But first! Oaxaca City. Oaxaca City has a large town square. I asked the hotel concierge what activities happen in the town square and he said, “All of them.” He was not kidding. We woke up out first day there and while eating breakfast in the hotel’s open café several ladies were setting up a baby shower. One of them had made a variety of amigurumi to decorate the diaper cakes and table.

Nice way to start the day. We headed out, walking in and out of churches (that’s where the art is kept). The first church was a big hit for me because it was dedicated to my patron saint, St. Ignatius de Loyola.

Yes, I know I’m Jewish and we don’t have patron saints. I’m saying if I was Catholic this one’s feast day is on my birthday so he’s mine. In concept. Therefore I have a soft spot for him.

Something I was very surprised to discover was how tasteful the churches and cathedrals were. It’s reaaaaall easy to go over-the-top with the decorating if you’re not careful, as referenced here and here and holy crap here. Mexico held back. They showed admirable restraint and it is to be commended. This is the interior of the St. Ignatius church.

Off to one side was a sad reminder of people’s pain and suffering and their hope that God will bring them comfort. A wall of photos, and notes, and occasional locks of hair. I assume these people were missing or dead. I was very moving.

As The Moomins and I headed towards the front of the church we came upon a family baptism off in one of the arms of the cross (the floorplan of many Catholic churches look like crosses).

We lurked in the shadows and watched that for a while. We tried to not be creepy. We probably failed.

It looks like the columns are built with cinder blocks but that’s just the way the stone and adhesive ends up. I kinda want to see columns built with actual cinder blocks, it’s cool.

As The Moomins and I trotted down the main drag we saw a gallery with people milling in it. We decided to check it out. Turns out it was the opening of the exhibition at a small museum. There was a press photographer there so it’s totally possible that we’re in press photos. We met the artist. This is the only picture I took of his art.

As is required by all Mexican art, it’s a little odd and dreamlike. Bonus points because it includes bugs. It’s clearly very important that all Mexican art have an element of LSD in them.

On our continued journey to the town square I got to see another aspect of Oaxaca I had been looking forward to. Many of the buildings are built with lava stone and the lava stone is green-colored. It’s particularly lovely at sunset.

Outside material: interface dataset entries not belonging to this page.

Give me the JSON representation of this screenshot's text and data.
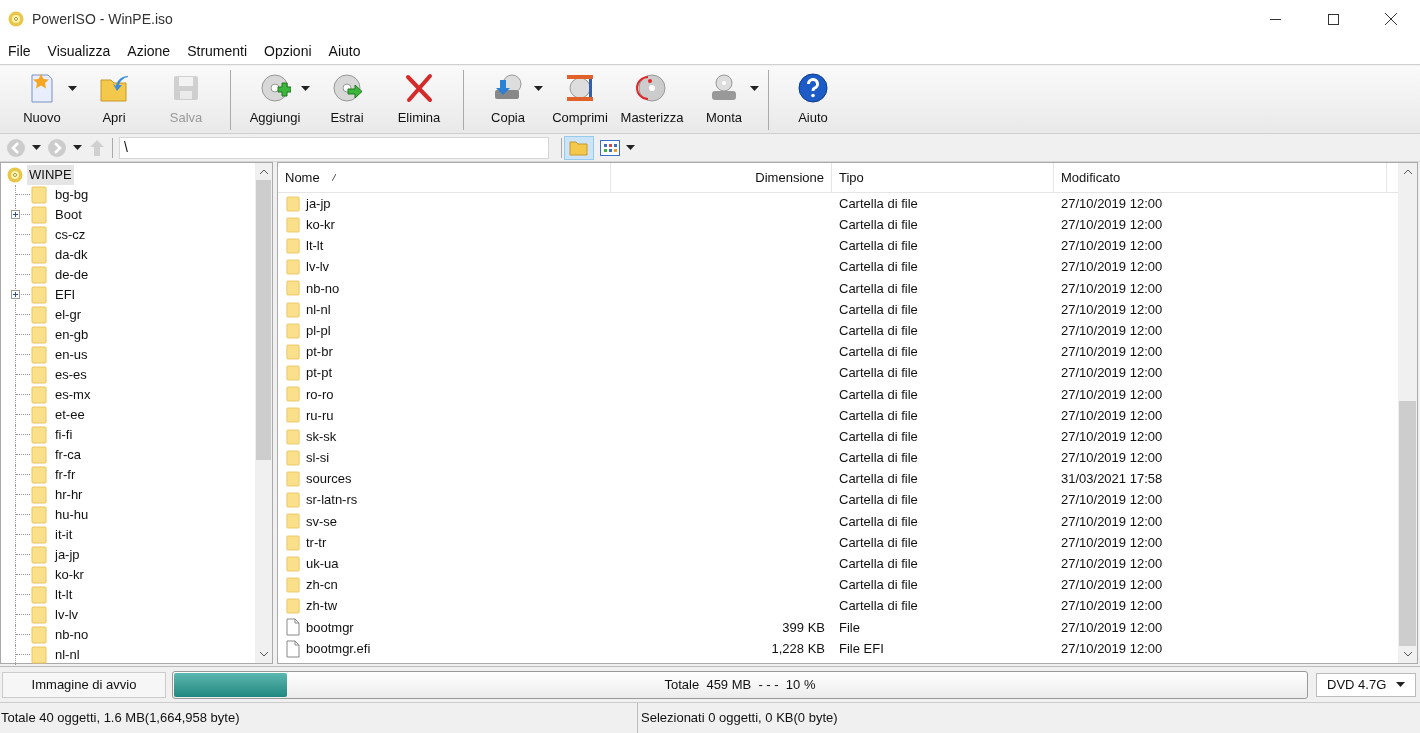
{
  "window": {
    "title": "PowerISO - WinPE.iso"
  },
  "menu": [
    "File",
    "Visualizza",
    "Azione",
    "Strumenti",
    "Opzioni",
    "Aiuto"
  ],
  "toolbar": [
    {
      "kind": "button",
      "label": "Nuovo",
      "disabled": false,
      "dropdown": true
    },
    {
      "kind": "button",
      "label": "Apri",
      "disabled": false,
      "dropdown": false
    },
    {
      "kind": "button",
      "label": "Salva",
      "disabled": true,
      "dropdown": false
    },
    {
      "kind": "separator"
    },
    {
      "kind": "button",
      "label": "Aggiungi",
      "disabled": false,
      "dropdown": true
    },
    {
      "kind": "button",
      "label": "Estrai",
      "disabled": false,
      "dropdown": false
    },
    {
      "kind": "button",
      "label": "Elimina",
      "disabled": false,
      "dropdown": false
    },
    {
      "kind": "separator"
    },
    {
      "kind": "button",
      "label": "Copia",
      "disabled": false,
      "dropdown": true
    },
    {
      "kind": "button",
      "label": "Comprimi",
      "disabled": false,
      "dropdown": false
    },
    {
      "kind": "button",
      "label": "Masterizza",
      "disabled": false,
      "dropdown": false
    },
    {
      "kind": "button",
      "label": "Monta",
      "disabled": false,
      "dropdown": true
    },
    {
      "kind": "separator"
    },
    {
      "kind": "button",
      "label": "Aiuto",
      "disabled": false,
      "dropdown": false
    }
  ],
  "address_bar": {
    "path": "\\",
    "folder_view_selected": true
  },
  "tree": {
    "root": {
      "label": "WINPE",
      "selected": true
    },
    "items": [
      {
        "label": "bg-bg",
        "expandable": false
      },
      {
        "label": "Boot",
        "expandable": true
      },
      {
        "label": "cs-cz",
        "expandable": false
      },
      {
        "label": "da-dk",
        "expandable": false
      },
      {
        "label": "de-de",
        "expandable": false
      },
      {
        "label": "EFI",
        "expandable": true
      },
      {
        "label": "el-gr",
        "expandable": false
      },
      {
        "label": "en-gb",
        "expandable": false
      },
      {
        "label": "en-us",
        "expandable": false
      },
      {
        "label": "es-es",
        "expandable": false
      },
      {
        "label": "es-mx",
        "expandable": false
      },
      {
        "label": "et-ee",
        "expandable": false
      },
      {
        "label": "fi-fi",
        "expandable": false
      },
      {
        "label": "fr-ca",
        "expandable": false
      },
      {
        "label": "fr-fr",
        "expandable": false
      },
      {
        "label": "hr-hr",
        "expandable": false
      },
      {
        "label": "hu-hu",
        "expandable": false
      },
      {
        "label": "it-it",
        "expandable": false
      },
      {
        "label": "ja-jp",
        "expandable": false
      },
      {
        "label": "ko-kr",
        "expandable": false
      },
      {
        "label": "lt-lt",
        "expandable": false
      },
      {
        "label": "lv-lv",
        "expandable": false
      },
      {
        "label": "nb-no",
        "expandable": false
      },
      {
        "label": "nl-nl",
        "expandable": false
      }
    ]
  },
  "table": {
    "columns": [
      "Nome",
      "Dimensione",
      "Tipo",
      "Modificato"
    ],
    "rows": [
      {
        "kind": "folder",
        "name": "ja-jp",
        "size": "",
        "type": "Cartella di file",
        "modified": "27/10/2019 12:00"
      },
      {
        "kind": "folder",
        "name": "ko-kr",
        "size": "",
        "type": "Cartella di file",
        "modified": "27/10/2019 12:00"
      },
      {
        "kind": "folder",
        "name": "lt-lt",
        "size": "",
        "type": "Cartella di file",
        "modified": "27/10/2019 12:00"
      },
      {
        "kind": "folder",
        "name": "lv-lv",
        "size": "",
        "type": "Cartella di file",
        "modified": "27/10/2019 12:00"
      },
      {
        "kind": "folder",
        "name": "nb-no",
        "size": "",
        "type": "Cartella di file",
        "modified": "27/10/2019 12:00"
      },
      {
        "kind": "folder",
        "name": "nl-nl",
        "size": "",
        "type": "Cartella di file",
        "modified": "27/10/2019 12:00"
      },
      {
        "kind": "folder",
        "name": "pl-pl",
        "size": "",
        "type": "Cartella di file",
        "modified": "27/10/2019 12:00"
      },
      {
        "kind": "folder",
        "name": "pt-br",
        "size": "",
        "type": "Cartella di file",
        "modified": "27/10/2019 12:00"
      },
      {
        "kind": "folder",
        "name": "pt-pt",
        "size": "",
        "type": "Cartella di file",
        "modified": "27/10/2019 12:00"
      },
      {
        "kind": "folder",
        "name": "ro-ro",
        "size": "",
        "type": "Cartella di file",
        "modified": "27/10/2019 12:00"
      },
      {
        "kind": "folder",
        "name": "ru-ru",
        "size": "",
        "type": "Cartella di file",
        "modified": "27/10/2019 12:00"
      },
      {
        "kind": "folder",
        "name": "sk-sk",
        "size": "",
        "type": "Cartella di file",
        "modified": "27/10/2019 12:00"
      },
      {
        "kind": "folder",
        "name": "sl-si",
        "size": "",
        "type": "Cartella di file",
        "modified": "27/10/2019 12:00"
      },
      {
        "kind": "folder",
        "name": "sources",
        "size": "",
        "type": "Cartella di file",
        "modified": "31/03/2021 17:58"
      },
      {
        "kind": "folder",
        "name": "sr-latn-rs",
        "size": "",
        "type": "Cartella di file",
        "modified": "27/10/2019 12:00"
      },
      {
        "kind": "folder",
        "name": "sv-se",
        "size": "",
        "type": "Cartella di file",
        "modified": "27/10/2019 12:00"
      },
      {
        "kind": "folder",
        "name": "tr-tr",
        "size": "",
        "type": "Cartella di file",
        "modified": "27/10/2019 12:00"
      },
      {
        "kind": "folder",
        "name": "uk-ua",
        "size": "",
        "type": "Cartella di file",
        "modified": "27/10/2019 12:00"
      },
      {
        "kind": "folder",
        "name": "zh-cn",
        "size": "",
        "type": "Cartella di file",
        "modified": "27/10/2019 12:00"
      },
      {
        "kind": "folder",
        "name": "zh-tw",
        "size": "",
        "type": "Cartella di file",
        "modified": "27/10/2019 12:00"
      },
      {
        "kind": "file",
        "name": "bootmgr",
        "size": "399 KB",
        "type": "File",
        "modified": "27/10/2019 12:00"
      },
      {
        "kind": "file",
        "name": "bootmgr.efi",
        "size": "1,228 KB",
        "type": "File EFI",
        "modified": "27/10/2019 12:00"
      }
    ]
  },
  "capacity_bar": {
    "label": "Immagine di avvio",
    "level": 0.1,
    "total_label": "Totale",
    "total_size": "459 MB",
    "separator": "- - -",
    "percent": "10 %",
    "media": "DVD 4.7G"
  },
  "status_bar": [
    "Totale 40 oggetti, 1.6 MB(1,664,958 byte)",
    "Selezionati 0 oggetti, 0 KB(0 byte)"
  ]
}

Finally we arrived at the town square. The hotel concierge was right, a whole lot was going on. There were the tourist buses passing by.

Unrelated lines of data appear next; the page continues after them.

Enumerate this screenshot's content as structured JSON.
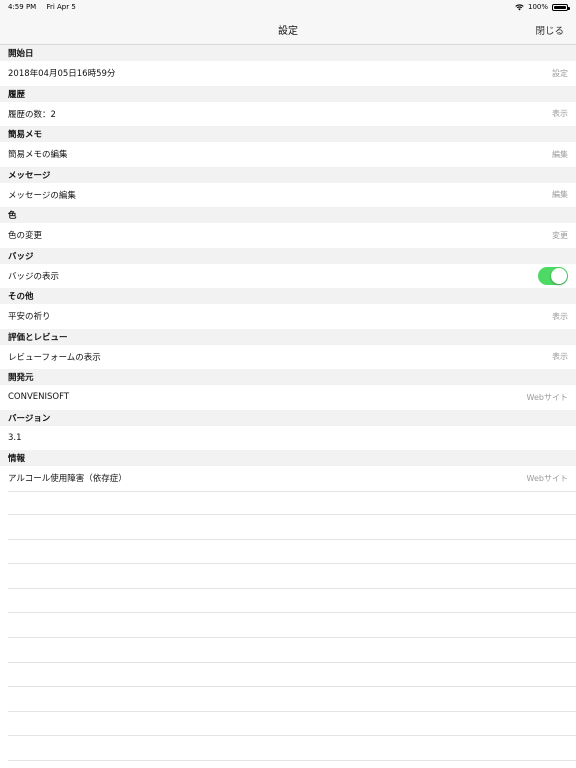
{
  "status_bar": {
    "time": "4:59 PM",
    "date": "Fri Apr 5",
    "battery": "100%"
  },
  "nav": {
    "title": "設定",
    "close_label": "閉じる"
  },
  "sections": [
    {
      "header": "開始日",
      "row_label": "2018年04月05日16時59分",
      "action": "設定"
    },
    {
      "header": "履歴",
      "row_label": "履歴の数：2",
      "action": "表示"
    },
    {
      "header": "簡易メモ",
      "row_label": "簡易メモの編集",
      "action": "編集"
    },
    {
      "header": "メッセージ",
      "row_label": "メッセージの編集",
      "action": "編集"
    },
    {
      "header": "色",
      "row_label": "色の変更",
      "action": "変更"
    },
    {
      "header": "バッジ",
      "row_label": "バッジの表示",
      "toggle_on": true
    },
    {
      "header": "その他",
      "row_label": "平安の祈り",
      "action": "表示"
    },
    {
      "header": "評価とレビュー",
      "row_label": "レビューフォームの表示",
      "action": "表示"
    },
    {
      "header": "開発元",
      "row_label": "CONVENISOFT",
      "action": "Webサイト"
    },
    {
      "header": "バージョン",
      "row_label": "3.1",
      "action": ""
    },
    {
      "header": "情報",
      "row_label": "アルコール使用障害（依存症）",
      "action": "Webサイト"
    }
  ],
  "colors": {
    "toggle_on": "#4cd964",
    "section_bg": "#f2f2f2",
    "secondary_text": "#9b9b9b"
  },
  "icons": [
    "wifi-icon",
    "battery-icon"
  ]
}
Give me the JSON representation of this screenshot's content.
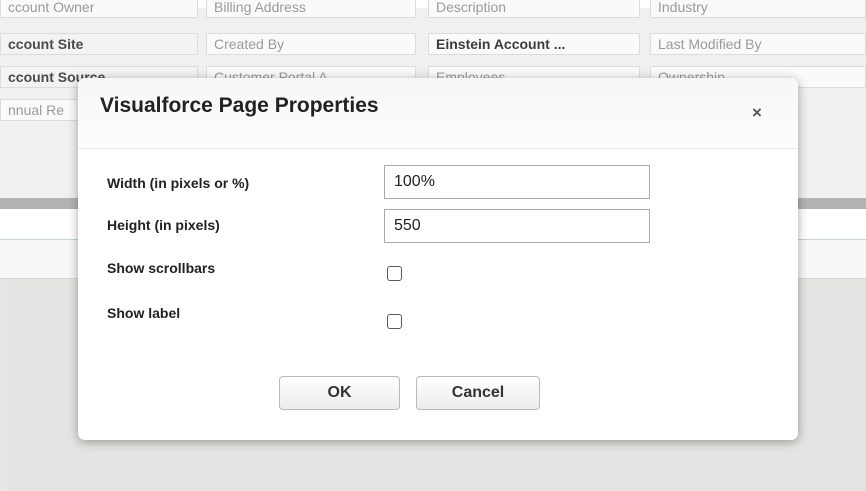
{
  "background": {
    "fields": [
      {
        "id": "account-owner",
        "label": "ccount Owner"
      },
      {
        "id": "billing-address",
        "label": "Billing Address"
      },
      {
        "id": "description",
        "label": "Description"
      },
      {
        "id": "industry",
        "label": "Industry"
      },
      {
        "id": "account-site",
        "label": "ccount Site"
      },
      {
        "id": "created-by",
        "label": "Created By"
      },
      {
        "id": "einstein-account",
        "label": "Einstein Account ..."
      },
      {
        "id": "last-modified-by",
        "label": "Last Modified By"
      },
      {
        "id": "account-source",
        "label": "ccount Source"
      },
      {
        "id": "customer-portal",
        "label": "Customer Portal A..."
      },
      {
        "id": "employees",
        "label": "Employees"
      },
      {
        "id": "ownership",
        "label": "Ownership"
      },
      {
        "id": "annual-revenue",
        "label": "nnual Re"
      }
    ]
  },
  "modal": {
    "title": "Visualforce Page Properties",
    "close_symbol": "×",
    "fields": {
      "width": {
        "label": "Width (in pixels or %)",
        "value": "100%"
      },
      "height": {
        "label": "Height (in pixels)",
        "value": "550"
      },
      "show_scrollbars": {
        "label": "Show scrollbars",
        "checked": false
      },
      "show_label": {
        "label": "Show label",
        "checked": false
      }
    },
    "buttons": {
      "ok": "OK",
      "cancel": "Cancel"
    }
  },
  "icons": {
    "close": "close-icon"
  }
}
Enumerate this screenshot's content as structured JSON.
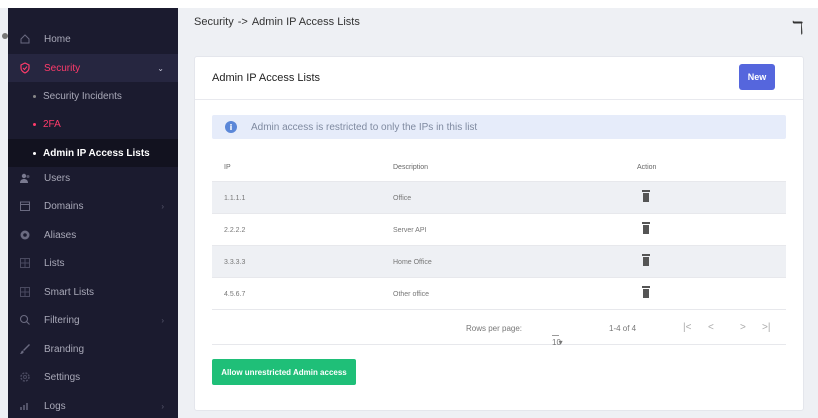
{
  "breadcrumb": {
    "parent": "Security",
    "separator": "->",
    "current": "Admin IP Access Lists"
  },
  "sidebar": {
    "items": [
      {
        "label": "Home",
        "icon": "home-icon"
      },
      {
        "label": "Security",
        "icon": "shield-icon",
        "chevron": "⌄"
      },
      {
        "label": "Security Incidents"
      },
      {
        "label": "2FA"
      },
      {
        "label": "Admin IP Access Lists"
      },
      {
        "label": "Users",
        "icon": "users-icon"
      },
      {
        "label": "Domains",
        "icon": "calendar-icon",
        "chevron": "›"
      },
      {
        "label": "Aliases",
        "icon": "aliases-icon"
      },
      {
        "label": "Lists",
        "icon": "lists-icon"
      },
      {
        "label": "Smart Lists",
        "icon": "smart-lists-icon"
      },
      {
        "label": "Filtering",
        "icon": "search-icon",
        "chevron": "›"
      },
      {
        "label": "Branding",
        "icon": "brush-icon"
      },
      {
        "label": "Settings",
        "icon": "gear-icon"
      },
      {
        "label": "Logs",
        "icon": "logs-icon",
        "chevron": "›"
      }
    ]
  },
  "card": {
    "title": "Admin IP Access Lists",
    "new_label": "New",
    "alert": "Admin access is restricted to only the IPs in this list",
    "alert_icon": "i",
    "columns": {
      "ip": "IP",
      "description": "Description",
      "action": "Action"
    },
    "rows": [
      {
        "ip": "1.1.1.1",
        "description": "Office"
      },
      {
        "ip": "2.2.2.2",
        "description": "Server API"
      },
      {
        "ip": "3.3.3.3",
        "description": "Home Office"
      },
      {
        "ip": "4.5.6.7",
        "description": "Other office"
      }
    ],
    "pagination": {
      "rows_per_page_label": "Rows per page:",
      "rows_per_page_value": "10",
      "dropdown_arrow": "▾",
      "range": "1-4 of 4",
      "first": "|<",
      "prev": "<",
      "next": ">",
      "last": ">|"
    },
    "allow_label": "Allow unrestricted Admin access"
  },
  "colors": {
    "sidebar_bg": "#1b1b2f",
    "accent_red": "#ff3b6b",
    "primary": "#5566dd",
    "success": "#1fbf78"
  },
  "stray_glyph": "ℸ"
}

The Moomins and were doing a lap around the perimeter when we heard music that could best be described as “enthusiastic.” Then the giant lady puppet heading towards us. And all of a sudden there was festival happening all around us.

Here, a video of… whatever the hell it was.

https://youtu.be/tG980f9TIJE

That went on for fifteen minutes. Still don’t know what was being celebrated. As soon as that wrapped up The Moomins and I completed our All The Churches In Oaxaca Tour with the cathedral. That was more of what I had expected. Lots of detail.

An important thing you need to know about Mexico is everyone is constantly protesting. There are camps set up all over the towns that look like homeless colonies but they’re people camping and waiting for their protest. We exited the cathedral to a protest.

We got dinner around the town square (it was mediocre except for the Mexican hot chocolate which has changed my life) and what appeared to be another festival parade showed up. But it was not. It was a protest. And it was completely identical to the parade. It was around this time I started to feel like I was losing my sense of reality.

Video for comparison.

https://youtu.be/K_0jlu0wOTo

But wait! There’s more! On one side of the square was the protest with the music and the people yelling into megaphones and on the other side of the square was a concert of choirs singing Christmas music. It was bananas. Epic cacophany. I live-texted the whole thing to Snorth.

And thereby ended Day 1 in Oaxaca City. It was a bonkers experience that the Oaxacans go through every day. I can’t even imagine.